Some of our municipalities get it. Just take a look at the for King County (WA) biosolids website for Loop®, “Turn Your Dirt Around.” DC Water had its own version for Bloom®, its Class A Exceptional Quality biosolids product.
The importance of recycled organics in regenerative agriculture needs to be understood, not only by the municipalities that manage the feedstocks, but also by organizations like Drawdown, carbon crediting groups and most importantly, state and federal agencies. The impact of organics for regenerative agriculture ties together most of the stuff I’ve been talking about in this Drawdown series:
- You make the soil better through regenerative agriculture.
- With better soil you use less water (irrigation efficiency).
- With healthier soil you need less fertilizer (too much food).
- With better soil you grow bigger crops whether those crops are trees (forestry) or pineapples.
Composts and other recycled organics are the best tools we have to do this. We have the wheel, no reinvention necessary. Let’s start rolling with it and stop wasting time ignoring the obvious.

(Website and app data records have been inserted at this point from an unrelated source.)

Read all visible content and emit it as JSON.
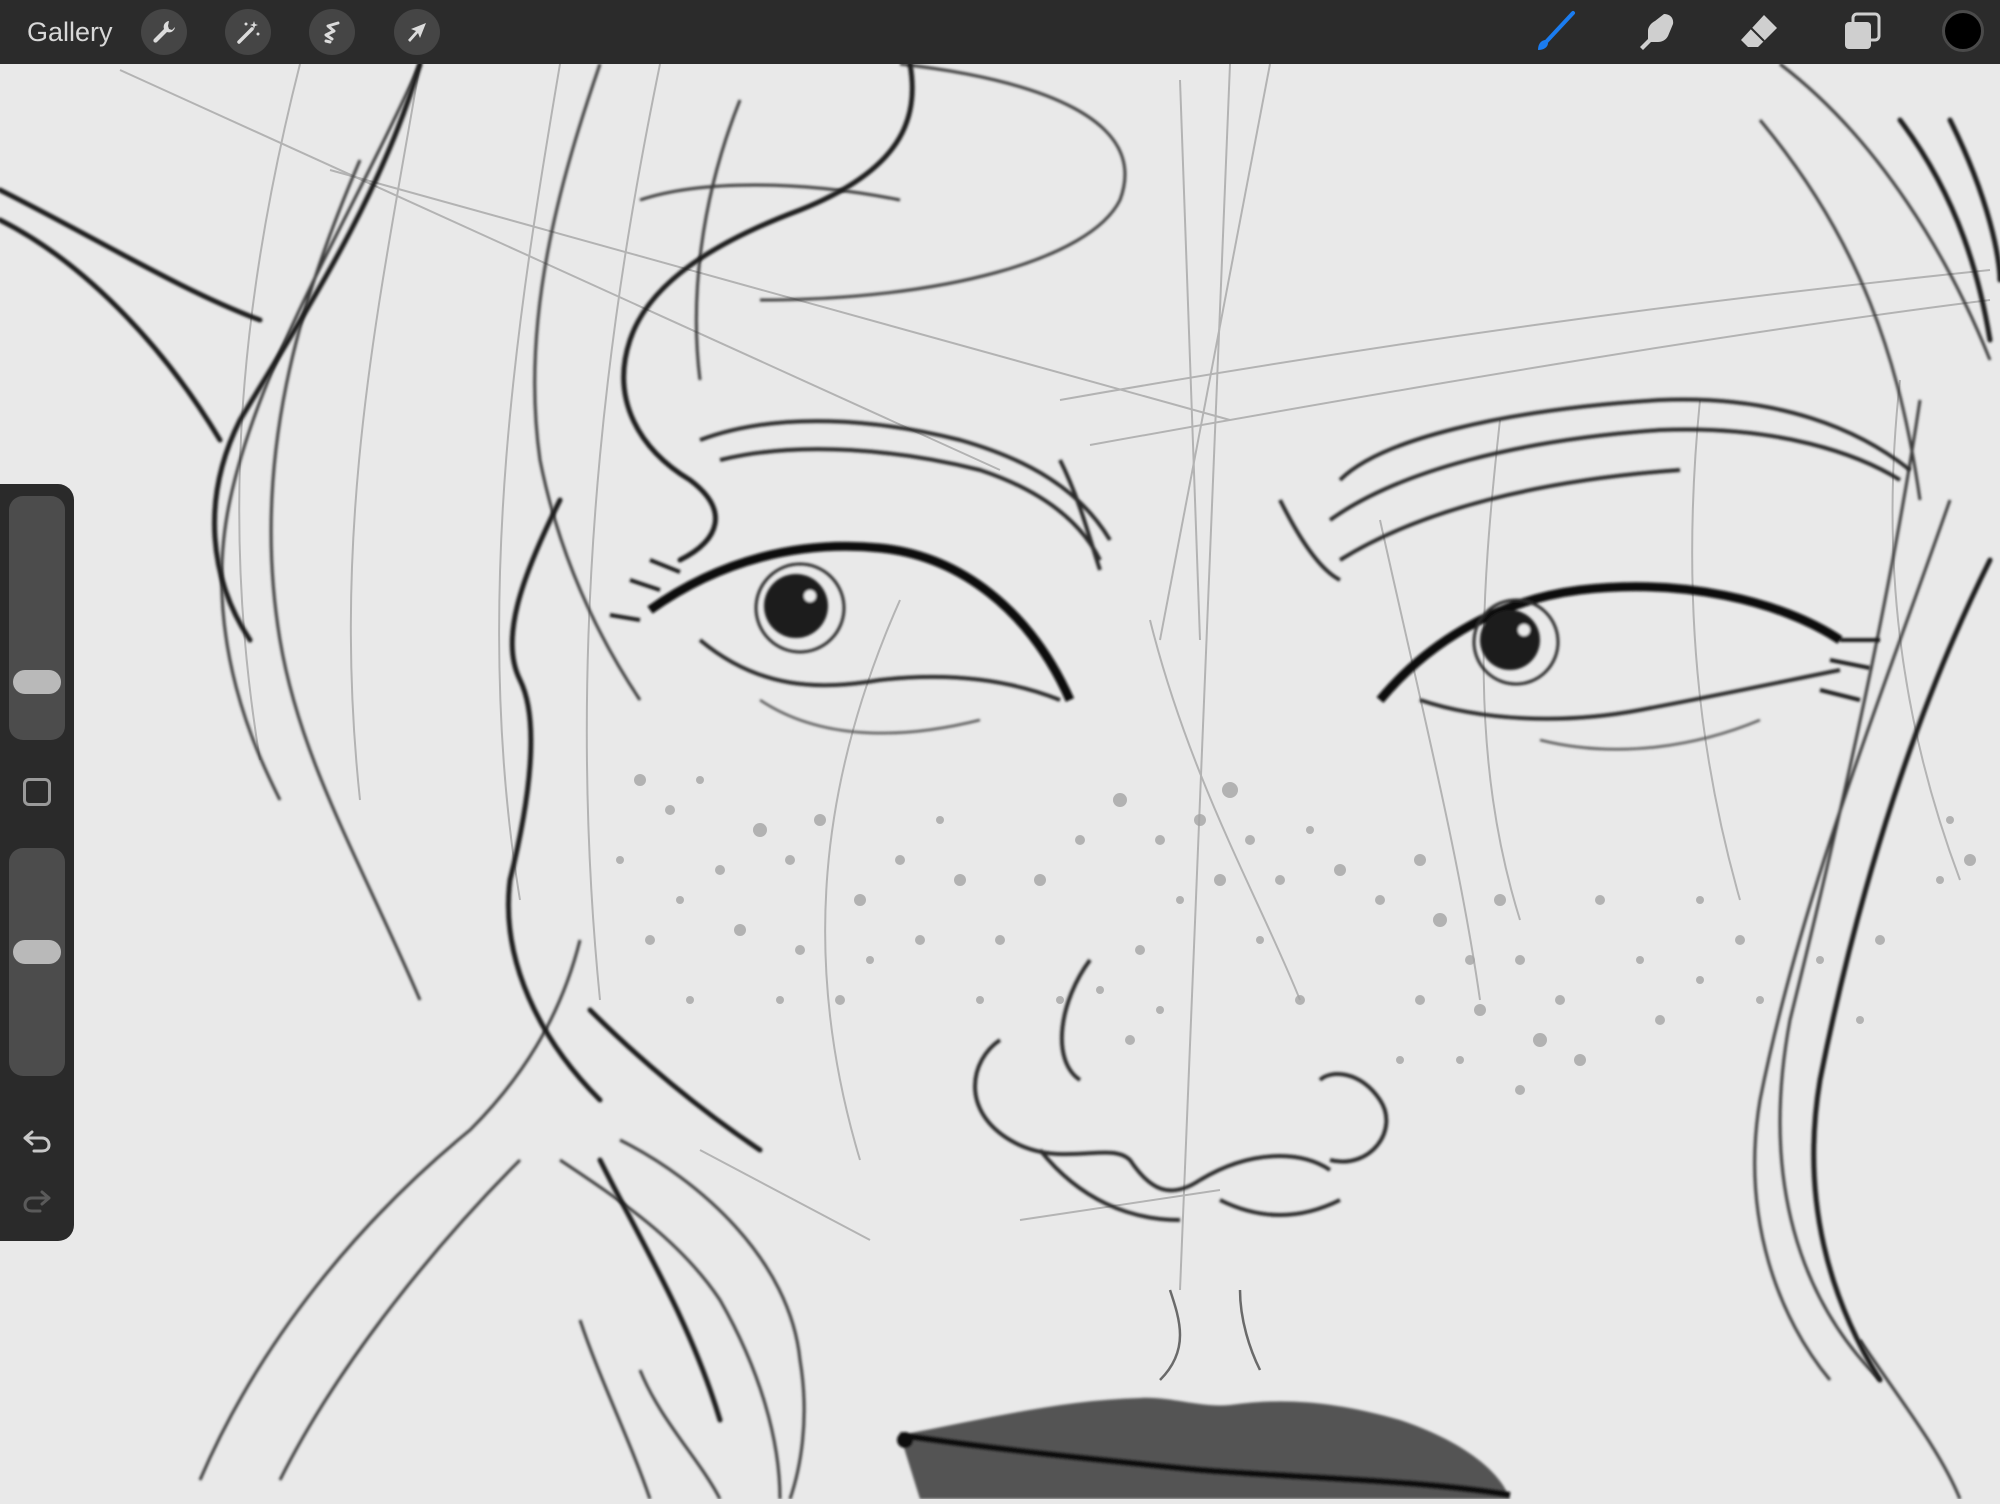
{
  "toolbar": {
    "gallery_label": "Gallery",
    "left_tools": [
      {
        "name": "actions",
        "icon": "wrench-icon"
      },
      {
        "name": "adjustments",
        "icon": "magic-wand-icon"
      },
      {
        "name": "selection",
        "icon": "selection-s-icon"
      },
      {
        "name": "transform",
        "icon": "arrow-cursor-icon"
      }
    ],
    "right_tools": [
      {
        "name": "brush",
        "icon": "brush-icon",
        "active": true
      },
      {
        "name": "smudge",
        "icon": "smudge-finger-icon",
        "active": false
      },
      {
        "name": "eraser",
        "icon": "eraser-icon",
        "active": false
      },
      {
        "name": "layers",
        "icon": "layers-icon",
        "active": false
      }
    ],
    "current_color": "#000000"
  },
  "colors": {
    "toolbar_bg": "#2b2b2b",
    "active_accent": "#1a7cf0",
    "canvas_bg": "#e9e9e9"
  },
  "sidebar": {
    "brush_size_level": 0.2,
    "opacity_level": 0.55,
    "modifier_icon": "square-icon",
    "undo_icon": "undo-icon",
    "redo_icon": "redo-icon"
  }
}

Sally Brown, BioCycle’s Senior Adviser and long-time Connections columnist, is a Research Professor in the College of the Environment at the University of Washington.